Tuesday, November 19, 2013


Tim McCormick, S.T.B., is the author of the Catholic Bibles blog and an admirer of Msgr. Knox and his writings. Every Sunday he posts a comparison of one of the Lectionary readings with Msgr. Knox's translation, entitled 'Sunday Knox'. Knox's Bible translation, other writings and all things Knoxian come up for discussion on a regular basis.

Here is a post of particular interest, taken from the archives of The Tablet. It is the transcript of the toast given by Cardinal Griffin, at a banquet held in Knox's honor in 1955, and Msgr.'s reply.


Cardinal Griffin: "The first appearance of his translation of the New Testament was awaited eagerly. It found its critics and it found its admirers, but the only point on which there was universal agreement was that here for the first time were the epistles of St. Paul in understandable form."

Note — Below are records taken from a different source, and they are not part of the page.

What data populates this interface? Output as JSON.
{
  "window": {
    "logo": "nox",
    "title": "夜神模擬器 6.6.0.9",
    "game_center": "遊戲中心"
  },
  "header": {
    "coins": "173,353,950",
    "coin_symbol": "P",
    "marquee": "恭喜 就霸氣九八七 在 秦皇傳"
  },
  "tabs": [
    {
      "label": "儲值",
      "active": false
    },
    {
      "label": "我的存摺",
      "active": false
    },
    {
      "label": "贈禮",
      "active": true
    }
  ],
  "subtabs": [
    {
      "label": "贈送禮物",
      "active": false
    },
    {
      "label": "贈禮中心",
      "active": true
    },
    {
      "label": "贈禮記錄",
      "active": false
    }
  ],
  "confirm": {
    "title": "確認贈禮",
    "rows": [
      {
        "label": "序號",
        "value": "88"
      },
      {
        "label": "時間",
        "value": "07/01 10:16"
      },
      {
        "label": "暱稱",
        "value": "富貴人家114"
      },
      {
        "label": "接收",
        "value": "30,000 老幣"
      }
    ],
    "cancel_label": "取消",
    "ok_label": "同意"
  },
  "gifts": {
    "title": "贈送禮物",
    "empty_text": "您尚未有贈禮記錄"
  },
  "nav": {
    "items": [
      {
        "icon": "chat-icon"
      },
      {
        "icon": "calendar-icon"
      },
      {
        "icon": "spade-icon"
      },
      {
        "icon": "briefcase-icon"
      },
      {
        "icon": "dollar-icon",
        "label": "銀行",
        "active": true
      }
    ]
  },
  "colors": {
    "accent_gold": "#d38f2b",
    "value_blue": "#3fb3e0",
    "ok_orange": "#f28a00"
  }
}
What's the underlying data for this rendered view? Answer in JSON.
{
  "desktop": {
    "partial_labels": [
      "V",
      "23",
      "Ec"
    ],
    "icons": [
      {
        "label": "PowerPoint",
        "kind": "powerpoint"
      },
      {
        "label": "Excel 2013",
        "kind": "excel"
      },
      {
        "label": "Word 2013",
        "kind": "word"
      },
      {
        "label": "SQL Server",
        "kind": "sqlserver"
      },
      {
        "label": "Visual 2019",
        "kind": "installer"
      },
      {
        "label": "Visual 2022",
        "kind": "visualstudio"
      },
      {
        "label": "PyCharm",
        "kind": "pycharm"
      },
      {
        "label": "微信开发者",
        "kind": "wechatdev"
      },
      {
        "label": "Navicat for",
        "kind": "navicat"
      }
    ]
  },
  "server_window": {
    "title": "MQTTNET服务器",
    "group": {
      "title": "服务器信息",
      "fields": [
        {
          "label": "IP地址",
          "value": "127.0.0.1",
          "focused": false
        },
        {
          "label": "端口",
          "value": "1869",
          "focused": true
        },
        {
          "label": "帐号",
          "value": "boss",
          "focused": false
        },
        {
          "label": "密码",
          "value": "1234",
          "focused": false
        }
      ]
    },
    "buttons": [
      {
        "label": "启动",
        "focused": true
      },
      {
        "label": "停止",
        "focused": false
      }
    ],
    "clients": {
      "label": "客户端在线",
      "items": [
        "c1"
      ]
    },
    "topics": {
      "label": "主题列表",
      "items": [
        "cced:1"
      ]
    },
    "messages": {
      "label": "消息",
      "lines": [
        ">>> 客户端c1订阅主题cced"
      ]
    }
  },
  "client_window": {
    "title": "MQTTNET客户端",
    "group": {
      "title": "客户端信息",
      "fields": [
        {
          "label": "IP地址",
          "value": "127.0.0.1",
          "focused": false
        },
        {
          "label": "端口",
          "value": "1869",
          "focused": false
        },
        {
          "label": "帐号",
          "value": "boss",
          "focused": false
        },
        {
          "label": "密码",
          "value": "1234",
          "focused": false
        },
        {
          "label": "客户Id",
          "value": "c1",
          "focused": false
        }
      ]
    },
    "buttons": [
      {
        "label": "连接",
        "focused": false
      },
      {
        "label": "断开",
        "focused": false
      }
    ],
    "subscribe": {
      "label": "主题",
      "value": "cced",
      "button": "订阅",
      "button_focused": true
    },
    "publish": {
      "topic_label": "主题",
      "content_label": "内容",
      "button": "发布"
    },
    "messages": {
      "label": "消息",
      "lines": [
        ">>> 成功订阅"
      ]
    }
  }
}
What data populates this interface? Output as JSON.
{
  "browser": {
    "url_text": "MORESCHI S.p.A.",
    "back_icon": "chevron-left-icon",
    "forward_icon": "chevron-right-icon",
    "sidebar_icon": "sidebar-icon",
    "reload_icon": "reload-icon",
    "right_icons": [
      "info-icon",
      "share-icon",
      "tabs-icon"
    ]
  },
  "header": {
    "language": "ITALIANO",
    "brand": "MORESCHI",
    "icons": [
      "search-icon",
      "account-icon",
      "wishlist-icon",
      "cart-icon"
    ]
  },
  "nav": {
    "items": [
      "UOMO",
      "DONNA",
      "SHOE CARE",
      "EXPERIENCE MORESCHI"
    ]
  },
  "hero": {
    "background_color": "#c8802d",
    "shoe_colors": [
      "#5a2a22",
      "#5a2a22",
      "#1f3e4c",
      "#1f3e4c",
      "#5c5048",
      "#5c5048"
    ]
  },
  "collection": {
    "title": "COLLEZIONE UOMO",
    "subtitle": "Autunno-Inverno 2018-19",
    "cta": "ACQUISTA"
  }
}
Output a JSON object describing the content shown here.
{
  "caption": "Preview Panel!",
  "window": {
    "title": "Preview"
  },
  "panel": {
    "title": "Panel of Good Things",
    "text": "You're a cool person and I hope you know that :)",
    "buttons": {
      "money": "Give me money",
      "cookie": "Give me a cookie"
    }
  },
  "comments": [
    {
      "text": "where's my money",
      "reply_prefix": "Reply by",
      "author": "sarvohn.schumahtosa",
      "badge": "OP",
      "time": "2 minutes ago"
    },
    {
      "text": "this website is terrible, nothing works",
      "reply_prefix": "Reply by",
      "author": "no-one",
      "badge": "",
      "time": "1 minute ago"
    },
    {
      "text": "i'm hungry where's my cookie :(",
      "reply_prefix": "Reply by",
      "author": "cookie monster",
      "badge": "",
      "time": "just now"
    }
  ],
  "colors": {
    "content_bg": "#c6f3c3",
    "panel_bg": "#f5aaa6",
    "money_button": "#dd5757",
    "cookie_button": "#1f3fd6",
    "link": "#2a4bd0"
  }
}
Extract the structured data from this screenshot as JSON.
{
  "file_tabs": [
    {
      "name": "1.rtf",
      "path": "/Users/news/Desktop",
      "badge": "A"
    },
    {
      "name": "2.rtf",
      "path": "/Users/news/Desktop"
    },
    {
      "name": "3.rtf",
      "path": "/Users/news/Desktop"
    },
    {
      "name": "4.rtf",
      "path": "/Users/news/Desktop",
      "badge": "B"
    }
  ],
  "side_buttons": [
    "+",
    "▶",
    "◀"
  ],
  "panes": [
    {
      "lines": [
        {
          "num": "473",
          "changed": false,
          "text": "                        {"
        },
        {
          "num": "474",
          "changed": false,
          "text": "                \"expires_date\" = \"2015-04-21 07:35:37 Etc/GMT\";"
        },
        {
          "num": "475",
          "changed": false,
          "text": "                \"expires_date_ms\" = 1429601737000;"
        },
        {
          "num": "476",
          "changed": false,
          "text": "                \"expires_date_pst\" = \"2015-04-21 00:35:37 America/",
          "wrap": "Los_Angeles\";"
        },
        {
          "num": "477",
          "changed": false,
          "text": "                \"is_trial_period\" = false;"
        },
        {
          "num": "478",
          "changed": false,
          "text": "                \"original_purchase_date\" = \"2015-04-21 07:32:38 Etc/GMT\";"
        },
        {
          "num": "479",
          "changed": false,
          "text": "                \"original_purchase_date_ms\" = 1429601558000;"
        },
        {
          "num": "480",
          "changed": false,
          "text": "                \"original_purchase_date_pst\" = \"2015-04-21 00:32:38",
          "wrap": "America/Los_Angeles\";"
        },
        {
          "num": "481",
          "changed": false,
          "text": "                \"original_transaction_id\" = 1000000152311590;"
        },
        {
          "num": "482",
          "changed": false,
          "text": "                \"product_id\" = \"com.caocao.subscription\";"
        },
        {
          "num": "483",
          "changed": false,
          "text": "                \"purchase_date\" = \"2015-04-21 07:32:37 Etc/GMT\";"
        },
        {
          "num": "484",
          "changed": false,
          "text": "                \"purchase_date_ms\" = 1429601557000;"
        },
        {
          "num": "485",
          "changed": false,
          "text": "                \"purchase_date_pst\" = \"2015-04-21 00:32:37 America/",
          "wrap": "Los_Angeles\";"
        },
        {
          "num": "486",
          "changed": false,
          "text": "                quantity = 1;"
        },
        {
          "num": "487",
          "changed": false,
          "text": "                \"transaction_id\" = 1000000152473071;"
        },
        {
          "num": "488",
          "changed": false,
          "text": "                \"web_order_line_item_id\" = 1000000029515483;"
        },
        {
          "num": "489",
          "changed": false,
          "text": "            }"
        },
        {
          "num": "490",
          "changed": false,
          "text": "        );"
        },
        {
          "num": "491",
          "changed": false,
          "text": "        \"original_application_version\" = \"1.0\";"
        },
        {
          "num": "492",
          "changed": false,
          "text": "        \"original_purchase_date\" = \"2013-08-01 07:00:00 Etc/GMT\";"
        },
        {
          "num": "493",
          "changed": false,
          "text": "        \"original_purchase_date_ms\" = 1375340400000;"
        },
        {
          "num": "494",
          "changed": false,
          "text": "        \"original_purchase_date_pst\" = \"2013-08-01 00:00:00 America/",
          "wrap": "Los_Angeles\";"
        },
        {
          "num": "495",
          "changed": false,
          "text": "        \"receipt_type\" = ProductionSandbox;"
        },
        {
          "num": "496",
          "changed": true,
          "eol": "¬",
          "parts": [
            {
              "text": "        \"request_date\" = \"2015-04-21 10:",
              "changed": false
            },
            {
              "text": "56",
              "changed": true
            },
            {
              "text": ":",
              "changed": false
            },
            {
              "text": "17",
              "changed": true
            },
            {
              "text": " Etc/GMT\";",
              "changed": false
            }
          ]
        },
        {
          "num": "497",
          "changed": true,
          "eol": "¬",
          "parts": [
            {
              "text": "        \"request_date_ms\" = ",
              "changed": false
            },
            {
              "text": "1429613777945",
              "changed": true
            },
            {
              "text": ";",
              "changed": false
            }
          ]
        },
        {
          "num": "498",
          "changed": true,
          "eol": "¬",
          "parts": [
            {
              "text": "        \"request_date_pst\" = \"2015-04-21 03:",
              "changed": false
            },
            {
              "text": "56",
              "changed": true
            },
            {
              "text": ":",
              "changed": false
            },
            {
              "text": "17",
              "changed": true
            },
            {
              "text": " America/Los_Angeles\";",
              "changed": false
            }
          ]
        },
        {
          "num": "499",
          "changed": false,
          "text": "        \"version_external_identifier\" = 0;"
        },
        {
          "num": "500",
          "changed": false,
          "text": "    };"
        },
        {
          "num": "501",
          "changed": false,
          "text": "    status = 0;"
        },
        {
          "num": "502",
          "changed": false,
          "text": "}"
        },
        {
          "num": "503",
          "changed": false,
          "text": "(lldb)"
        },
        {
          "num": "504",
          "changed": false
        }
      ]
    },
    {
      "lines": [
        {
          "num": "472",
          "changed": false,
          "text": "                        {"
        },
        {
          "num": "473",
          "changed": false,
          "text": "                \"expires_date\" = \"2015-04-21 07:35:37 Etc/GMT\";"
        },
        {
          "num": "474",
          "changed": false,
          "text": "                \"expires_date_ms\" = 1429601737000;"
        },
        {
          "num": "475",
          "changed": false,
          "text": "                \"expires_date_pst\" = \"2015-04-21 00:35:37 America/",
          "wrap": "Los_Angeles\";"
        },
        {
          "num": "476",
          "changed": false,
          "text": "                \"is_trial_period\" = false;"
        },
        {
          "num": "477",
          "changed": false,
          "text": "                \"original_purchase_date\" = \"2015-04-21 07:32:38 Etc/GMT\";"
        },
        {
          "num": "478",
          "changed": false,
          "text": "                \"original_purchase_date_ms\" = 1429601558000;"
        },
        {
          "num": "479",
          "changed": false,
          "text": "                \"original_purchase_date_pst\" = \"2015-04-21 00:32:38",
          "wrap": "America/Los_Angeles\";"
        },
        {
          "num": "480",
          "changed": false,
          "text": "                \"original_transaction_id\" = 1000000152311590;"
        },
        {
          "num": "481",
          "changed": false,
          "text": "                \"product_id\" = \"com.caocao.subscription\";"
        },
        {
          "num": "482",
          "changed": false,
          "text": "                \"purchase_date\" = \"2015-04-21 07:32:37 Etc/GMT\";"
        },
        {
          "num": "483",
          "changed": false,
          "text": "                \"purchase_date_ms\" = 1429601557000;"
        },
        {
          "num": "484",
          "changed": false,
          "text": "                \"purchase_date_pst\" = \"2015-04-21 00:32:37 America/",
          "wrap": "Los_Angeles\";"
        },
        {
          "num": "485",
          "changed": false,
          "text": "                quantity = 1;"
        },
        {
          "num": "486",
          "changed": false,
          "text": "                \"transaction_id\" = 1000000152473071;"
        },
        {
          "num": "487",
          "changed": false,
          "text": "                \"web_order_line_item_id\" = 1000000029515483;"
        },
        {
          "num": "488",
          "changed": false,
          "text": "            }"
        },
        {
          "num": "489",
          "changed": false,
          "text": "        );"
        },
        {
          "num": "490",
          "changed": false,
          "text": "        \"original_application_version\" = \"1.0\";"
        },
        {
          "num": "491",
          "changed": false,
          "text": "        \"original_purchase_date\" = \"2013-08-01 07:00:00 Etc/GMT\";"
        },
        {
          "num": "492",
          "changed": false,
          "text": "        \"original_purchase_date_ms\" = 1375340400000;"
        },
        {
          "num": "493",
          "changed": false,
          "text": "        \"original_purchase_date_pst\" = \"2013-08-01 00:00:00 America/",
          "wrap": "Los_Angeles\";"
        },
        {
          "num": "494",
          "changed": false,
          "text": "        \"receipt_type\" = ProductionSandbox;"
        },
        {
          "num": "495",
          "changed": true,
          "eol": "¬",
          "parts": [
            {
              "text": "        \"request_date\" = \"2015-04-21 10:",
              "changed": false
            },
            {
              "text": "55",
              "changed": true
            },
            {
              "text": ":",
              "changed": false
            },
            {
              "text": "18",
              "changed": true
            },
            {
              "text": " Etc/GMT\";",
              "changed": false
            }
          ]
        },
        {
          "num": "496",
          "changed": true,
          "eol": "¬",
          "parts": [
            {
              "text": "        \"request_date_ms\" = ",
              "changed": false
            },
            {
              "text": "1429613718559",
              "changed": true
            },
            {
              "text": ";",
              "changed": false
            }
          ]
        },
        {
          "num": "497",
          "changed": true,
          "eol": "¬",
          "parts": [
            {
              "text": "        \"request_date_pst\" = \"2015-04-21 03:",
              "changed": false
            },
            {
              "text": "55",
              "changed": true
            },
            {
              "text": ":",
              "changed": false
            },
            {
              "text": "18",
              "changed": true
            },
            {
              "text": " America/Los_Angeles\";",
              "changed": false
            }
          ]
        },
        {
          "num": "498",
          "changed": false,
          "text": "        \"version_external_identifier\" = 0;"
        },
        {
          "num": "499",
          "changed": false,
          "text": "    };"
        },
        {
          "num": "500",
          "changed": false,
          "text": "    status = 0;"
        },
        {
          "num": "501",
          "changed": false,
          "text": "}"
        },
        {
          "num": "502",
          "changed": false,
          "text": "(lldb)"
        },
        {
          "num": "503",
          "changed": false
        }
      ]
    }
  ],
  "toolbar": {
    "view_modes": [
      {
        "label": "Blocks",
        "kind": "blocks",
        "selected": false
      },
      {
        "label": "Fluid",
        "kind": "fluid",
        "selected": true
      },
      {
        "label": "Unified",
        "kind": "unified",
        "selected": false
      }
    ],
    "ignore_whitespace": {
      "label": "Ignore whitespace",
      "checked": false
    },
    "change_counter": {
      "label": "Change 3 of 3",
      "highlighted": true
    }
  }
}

Msgr. Knox: "The book which has coalesced today into a single volume has come to be known, not by my wish, as the Knox Bible. Such a phrase dazzles you, for a moment, with a hint of immortality ; but a little reflection will convince you that there is no immortality about lending your name to a product. Become a household Word, and you are speedily forgotten. What housewife ever wastes a thought on the memory of President Hoover ? What traveller even recalls the existence of George Mortimer Pullman ? In what refreshment-room will you find a portrait of the fourth Earl of Sandwich ? The Knox Bible has become a mere name ; already, several years back, a Downside boy, doing a history paper on the sixteenth century, informed the examiner that 'John Knox was a cruel Protestant ; he wrote a book we have today, the Knox Bible.'